Task objective
In the data below, which lines hold "notifications"? Copy every one.

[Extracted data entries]
= = = =
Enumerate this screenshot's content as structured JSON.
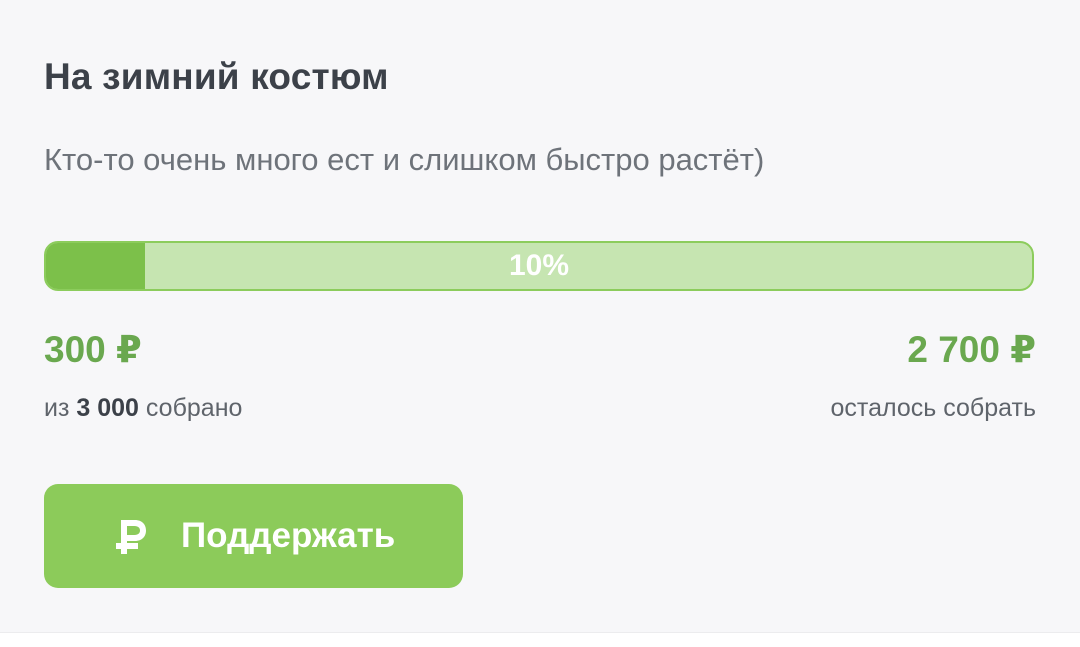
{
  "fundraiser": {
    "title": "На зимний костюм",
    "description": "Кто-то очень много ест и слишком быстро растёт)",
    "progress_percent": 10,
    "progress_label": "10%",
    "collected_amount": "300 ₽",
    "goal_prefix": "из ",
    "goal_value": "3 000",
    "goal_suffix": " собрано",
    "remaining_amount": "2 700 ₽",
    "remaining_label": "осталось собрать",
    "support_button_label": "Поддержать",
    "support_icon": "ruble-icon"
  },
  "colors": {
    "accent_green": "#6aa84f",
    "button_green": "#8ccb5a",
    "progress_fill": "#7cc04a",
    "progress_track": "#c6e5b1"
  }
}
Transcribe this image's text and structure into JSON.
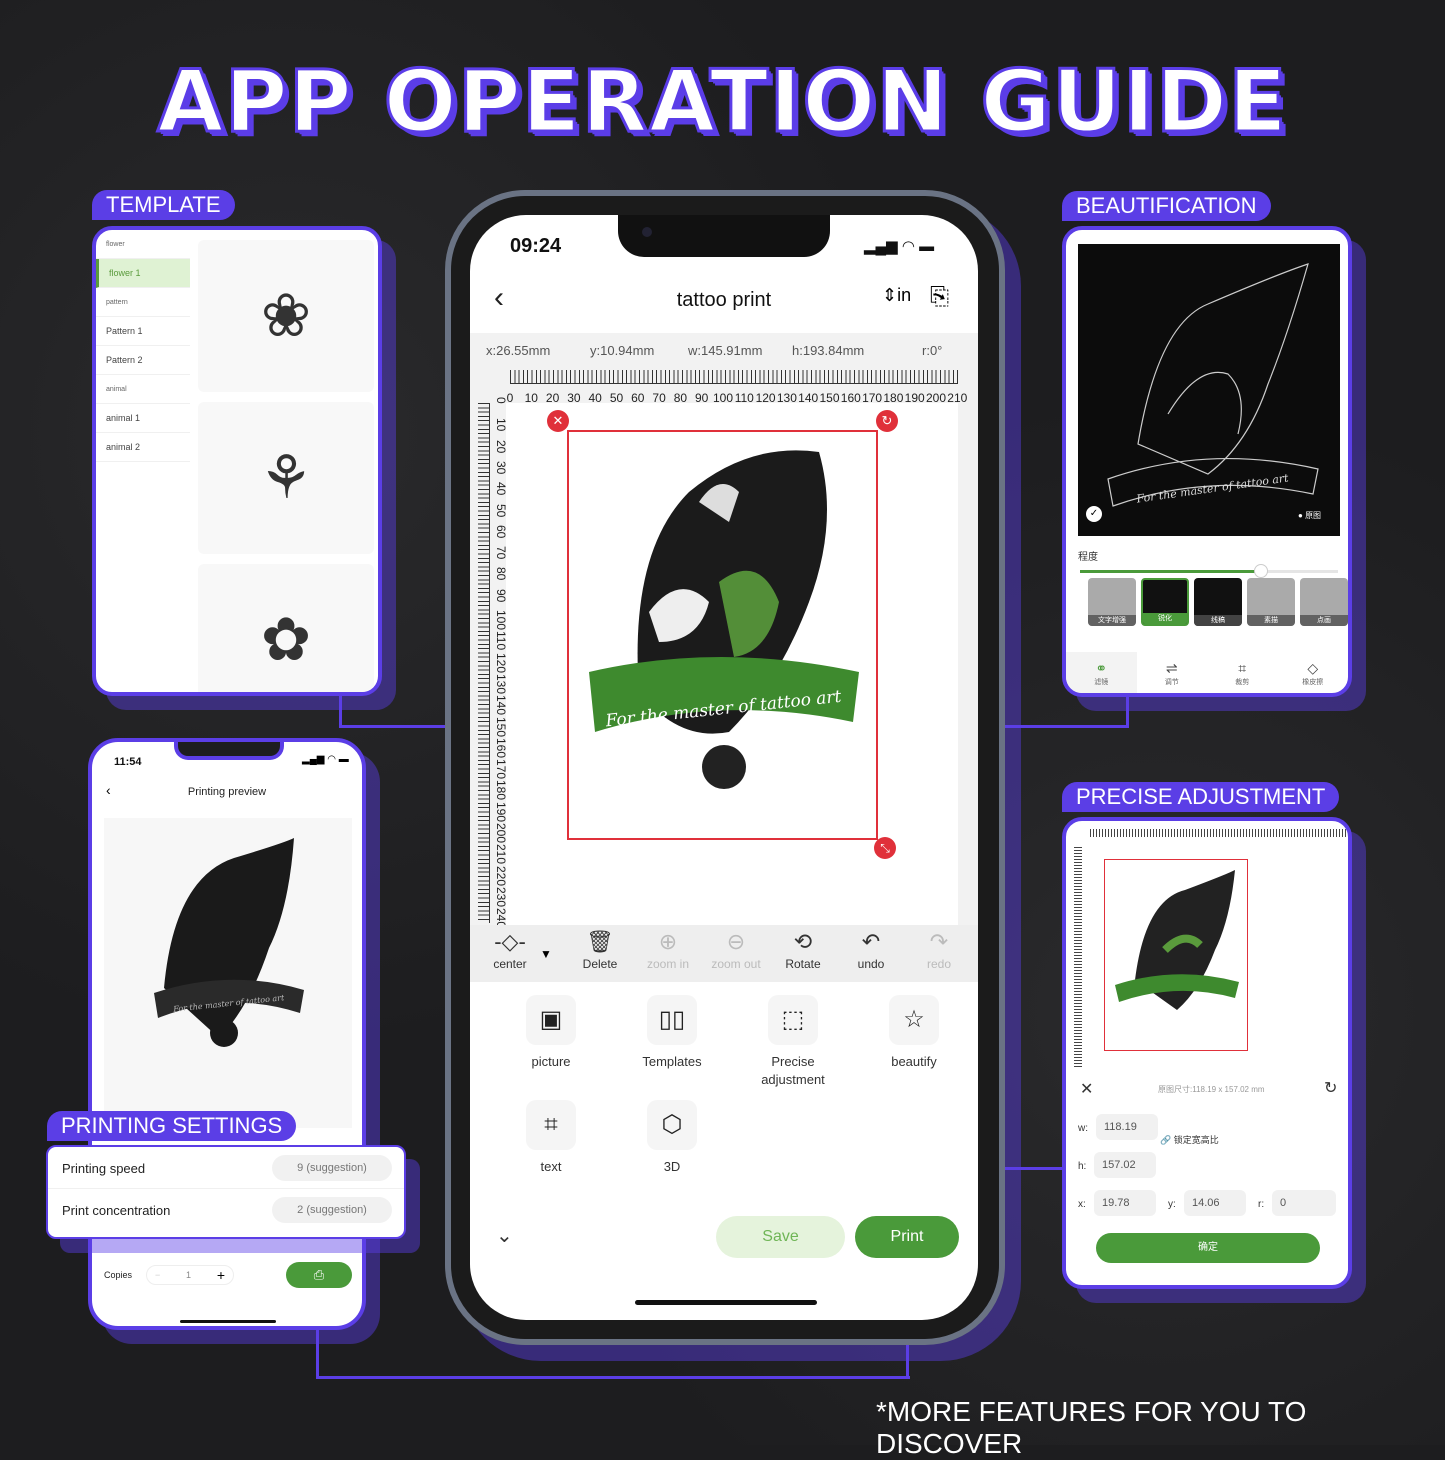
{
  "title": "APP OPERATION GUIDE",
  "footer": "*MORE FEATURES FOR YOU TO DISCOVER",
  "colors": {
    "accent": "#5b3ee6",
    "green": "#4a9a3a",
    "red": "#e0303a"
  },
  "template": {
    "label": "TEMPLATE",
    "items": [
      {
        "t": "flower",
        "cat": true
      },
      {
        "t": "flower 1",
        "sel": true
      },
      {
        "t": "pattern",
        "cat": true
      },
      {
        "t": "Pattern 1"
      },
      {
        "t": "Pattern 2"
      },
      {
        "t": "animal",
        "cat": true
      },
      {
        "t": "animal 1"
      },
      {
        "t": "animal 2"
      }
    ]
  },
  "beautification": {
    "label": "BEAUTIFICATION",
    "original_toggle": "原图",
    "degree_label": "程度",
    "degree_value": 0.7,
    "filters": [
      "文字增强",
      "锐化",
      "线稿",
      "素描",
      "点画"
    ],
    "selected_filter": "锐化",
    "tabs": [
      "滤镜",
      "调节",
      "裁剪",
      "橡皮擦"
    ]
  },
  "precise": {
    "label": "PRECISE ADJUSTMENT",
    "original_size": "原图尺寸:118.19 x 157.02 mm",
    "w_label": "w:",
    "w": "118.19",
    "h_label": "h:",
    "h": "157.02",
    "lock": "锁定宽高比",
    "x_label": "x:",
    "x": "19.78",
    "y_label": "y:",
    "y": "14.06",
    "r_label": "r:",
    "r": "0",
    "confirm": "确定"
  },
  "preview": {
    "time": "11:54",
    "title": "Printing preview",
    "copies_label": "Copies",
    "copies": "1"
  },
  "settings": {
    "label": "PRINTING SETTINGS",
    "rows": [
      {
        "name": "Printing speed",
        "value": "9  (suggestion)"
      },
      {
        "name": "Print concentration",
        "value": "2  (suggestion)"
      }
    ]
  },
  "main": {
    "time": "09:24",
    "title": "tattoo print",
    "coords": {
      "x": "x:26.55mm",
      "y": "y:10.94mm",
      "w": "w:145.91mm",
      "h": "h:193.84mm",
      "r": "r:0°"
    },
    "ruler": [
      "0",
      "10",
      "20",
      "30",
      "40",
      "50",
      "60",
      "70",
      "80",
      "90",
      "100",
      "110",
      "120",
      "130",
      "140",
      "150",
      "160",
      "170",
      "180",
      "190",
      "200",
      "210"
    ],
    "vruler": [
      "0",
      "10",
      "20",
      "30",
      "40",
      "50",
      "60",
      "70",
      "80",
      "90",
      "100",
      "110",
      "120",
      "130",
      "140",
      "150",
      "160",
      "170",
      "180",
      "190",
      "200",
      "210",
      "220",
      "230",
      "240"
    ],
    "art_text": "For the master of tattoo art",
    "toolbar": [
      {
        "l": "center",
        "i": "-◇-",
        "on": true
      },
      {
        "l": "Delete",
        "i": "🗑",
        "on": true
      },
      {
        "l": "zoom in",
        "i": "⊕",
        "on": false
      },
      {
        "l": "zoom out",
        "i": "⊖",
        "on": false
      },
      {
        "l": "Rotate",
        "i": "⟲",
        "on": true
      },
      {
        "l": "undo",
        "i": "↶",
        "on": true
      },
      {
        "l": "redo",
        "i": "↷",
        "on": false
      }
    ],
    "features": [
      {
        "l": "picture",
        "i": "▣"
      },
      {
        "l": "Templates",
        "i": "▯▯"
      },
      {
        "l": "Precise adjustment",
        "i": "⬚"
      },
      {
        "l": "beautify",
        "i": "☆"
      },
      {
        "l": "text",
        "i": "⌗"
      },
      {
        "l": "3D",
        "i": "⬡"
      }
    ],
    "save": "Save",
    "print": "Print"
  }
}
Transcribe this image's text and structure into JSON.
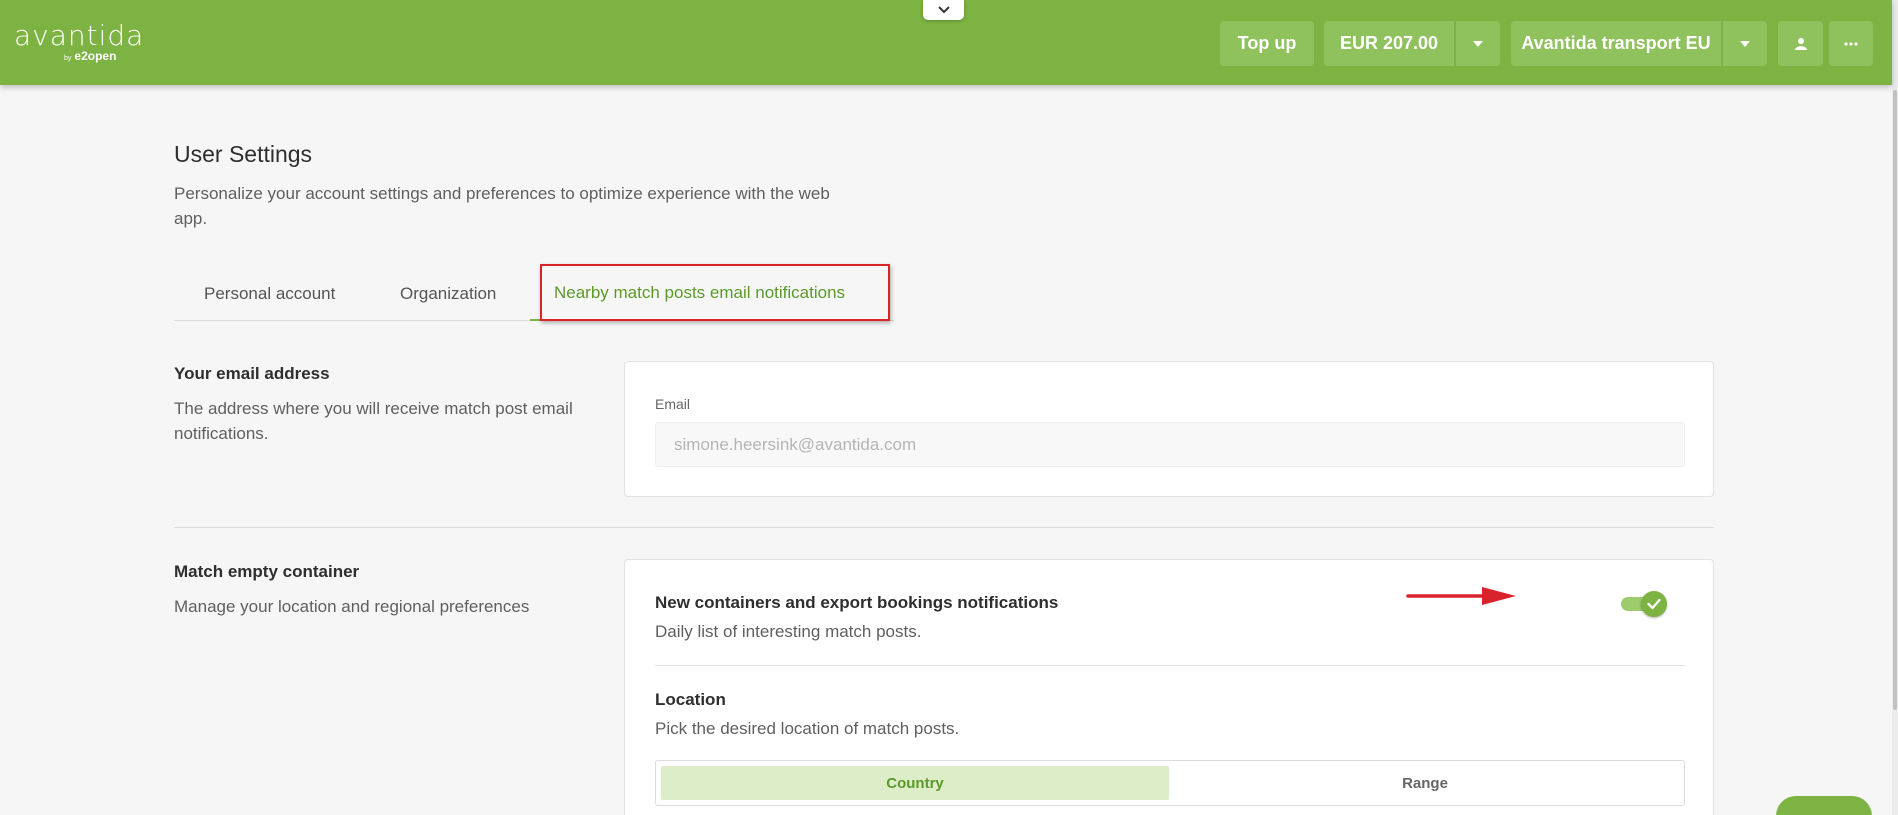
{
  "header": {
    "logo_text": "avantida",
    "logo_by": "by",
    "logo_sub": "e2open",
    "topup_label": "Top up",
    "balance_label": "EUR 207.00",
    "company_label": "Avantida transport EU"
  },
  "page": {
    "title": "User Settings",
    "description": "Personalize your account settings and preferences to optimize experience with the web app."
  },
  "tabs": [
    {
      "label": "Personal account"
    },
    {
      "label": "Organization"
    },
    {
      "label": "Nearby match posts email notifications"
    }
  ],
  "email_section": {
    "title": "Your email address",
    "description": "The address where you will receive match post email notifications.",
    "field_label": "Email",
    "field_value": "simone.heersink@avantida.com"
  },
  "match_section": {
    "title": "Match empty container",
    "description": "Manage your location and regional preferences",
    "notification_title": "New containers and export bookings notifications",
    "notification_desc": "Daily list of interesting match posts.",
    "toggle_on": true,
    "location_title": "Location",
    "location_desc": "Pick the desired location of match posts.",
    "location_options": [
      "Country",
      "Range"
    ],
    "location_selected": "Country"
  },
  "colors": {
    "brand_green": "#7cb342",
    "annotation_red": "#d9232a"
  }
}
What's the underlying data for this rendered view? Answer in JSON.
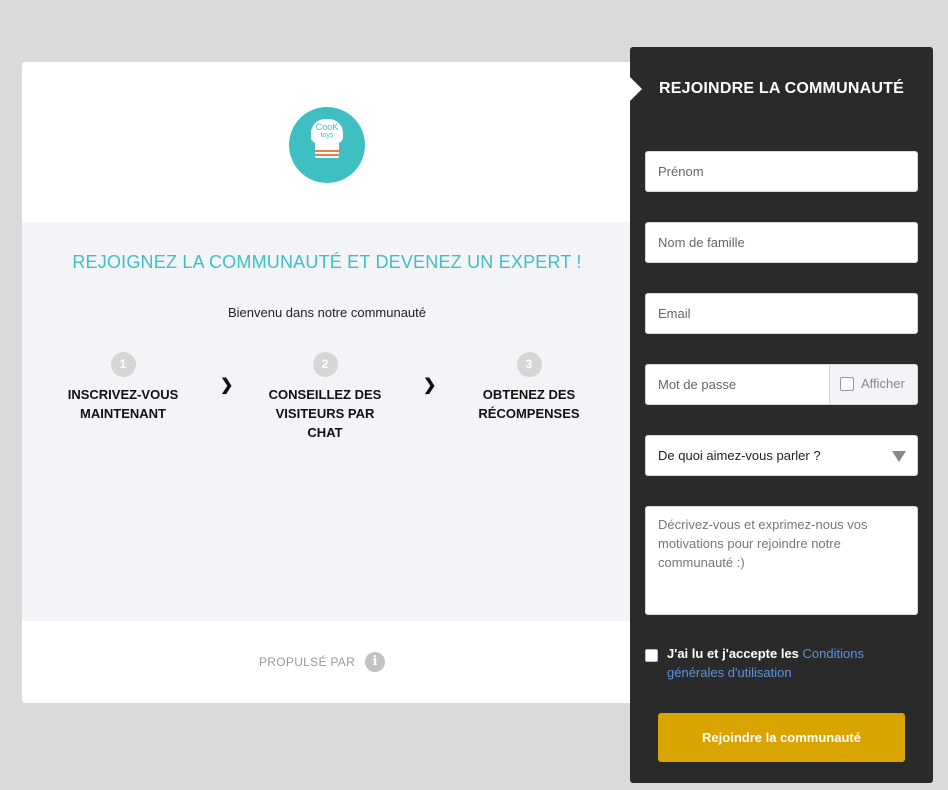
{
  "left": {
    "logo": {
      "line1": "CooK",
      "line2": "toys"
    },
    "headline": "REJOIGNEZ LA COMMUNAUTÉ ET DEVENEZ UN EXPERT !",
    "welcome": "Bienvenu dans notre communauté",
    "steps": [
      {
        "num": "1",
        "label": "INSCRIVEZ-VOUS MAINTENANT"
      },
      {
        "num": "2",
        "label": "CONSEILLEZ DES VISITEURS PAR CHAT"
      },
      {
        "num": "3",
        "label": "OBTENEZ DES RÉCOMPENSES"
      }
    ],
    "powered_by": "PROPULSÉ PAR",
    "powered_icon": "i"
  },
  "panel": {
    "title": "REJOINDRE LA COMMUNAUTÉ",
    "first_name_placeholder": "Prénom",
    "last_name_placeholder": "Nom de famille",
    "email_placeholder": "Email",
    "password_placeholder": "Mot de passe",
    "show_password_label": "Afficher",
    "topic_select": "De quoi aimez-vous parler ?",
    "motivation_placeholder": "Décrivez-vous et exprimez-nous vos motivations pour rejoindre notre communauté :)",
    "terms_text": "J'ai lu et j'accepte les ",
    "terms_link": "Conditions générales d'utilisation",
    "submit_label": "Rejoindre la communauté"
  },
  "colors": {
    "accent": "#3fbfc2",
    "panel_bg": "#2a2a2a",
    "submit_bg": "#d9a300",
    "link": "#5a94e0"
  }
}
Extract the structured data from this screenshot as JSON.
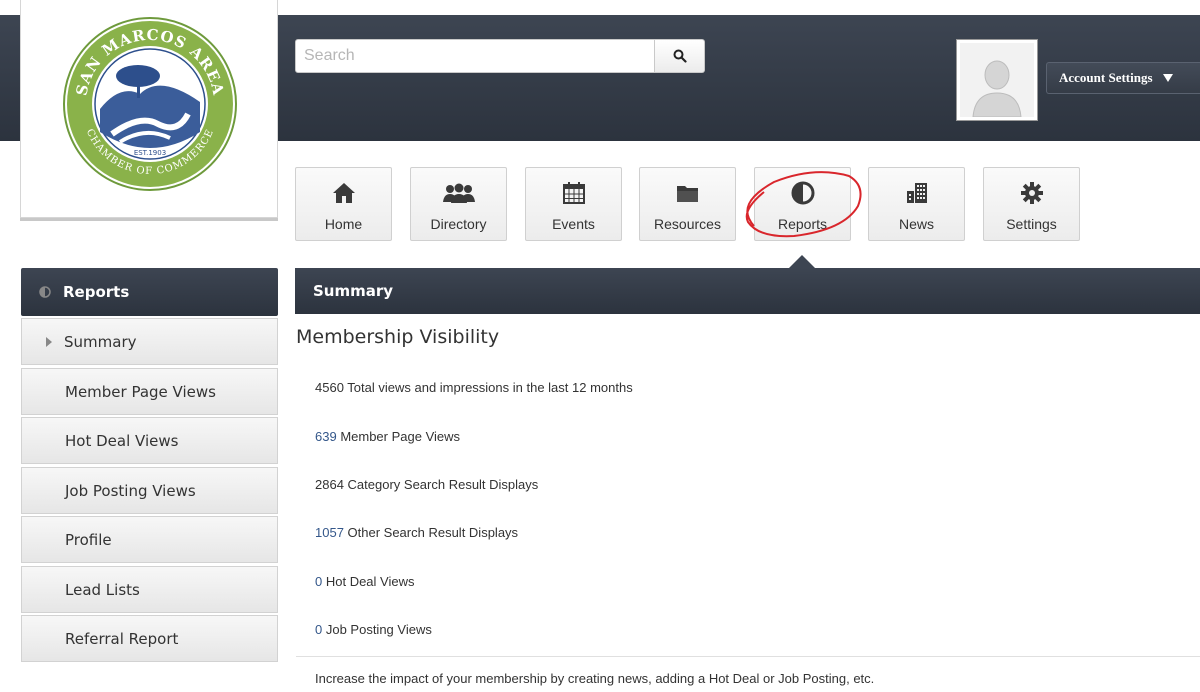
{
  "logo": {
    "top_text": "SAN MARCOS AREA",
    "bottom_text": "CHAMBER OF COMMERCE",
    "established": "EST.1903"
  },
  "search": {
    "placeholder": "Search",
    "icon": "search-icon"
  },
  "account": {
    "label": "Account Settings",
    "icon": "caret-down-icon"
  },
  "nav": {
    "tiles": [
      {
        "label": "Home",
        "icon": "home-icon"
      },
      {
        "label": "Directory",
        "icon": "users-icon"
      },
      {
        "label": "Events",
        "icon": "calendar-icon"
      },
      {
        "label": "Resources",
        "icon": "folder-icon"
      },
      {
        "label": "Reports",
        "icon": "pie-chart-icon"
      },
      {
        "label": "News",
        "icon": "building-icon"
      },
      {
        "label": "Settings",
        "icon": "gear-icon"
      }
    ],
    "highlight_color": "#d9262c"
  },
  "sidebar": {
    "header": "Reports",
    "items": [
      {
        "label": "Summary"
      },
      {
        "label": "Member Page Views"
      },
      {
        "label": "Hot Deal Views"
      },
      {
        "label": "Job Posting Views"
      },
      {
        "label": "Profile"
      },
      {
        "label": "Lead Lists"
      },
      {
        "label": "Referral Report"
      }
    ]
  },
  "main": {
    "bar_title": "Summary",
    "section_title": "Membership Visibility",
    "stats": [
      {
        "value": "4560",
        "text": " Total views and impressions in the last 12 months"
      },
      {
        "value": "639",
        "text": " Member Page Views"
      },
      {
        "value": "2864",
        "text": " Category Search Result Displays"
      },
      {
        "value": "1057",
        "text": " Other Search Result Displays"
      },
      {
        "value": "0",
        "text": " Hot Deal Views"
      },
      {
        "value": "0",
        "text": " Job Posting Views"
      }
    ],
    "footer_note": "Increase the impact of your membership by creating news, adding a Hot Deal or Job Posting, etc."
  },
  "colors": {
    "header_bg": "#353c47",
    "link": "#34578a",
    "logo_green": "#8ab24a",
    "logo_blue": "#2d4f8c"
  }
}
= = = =
Response to the task
      "label": "Nearby match posts email notifications"
    "description": "The address where you will receive match post email notifications.",
    "notification_title": "New containers and export bookings notifications",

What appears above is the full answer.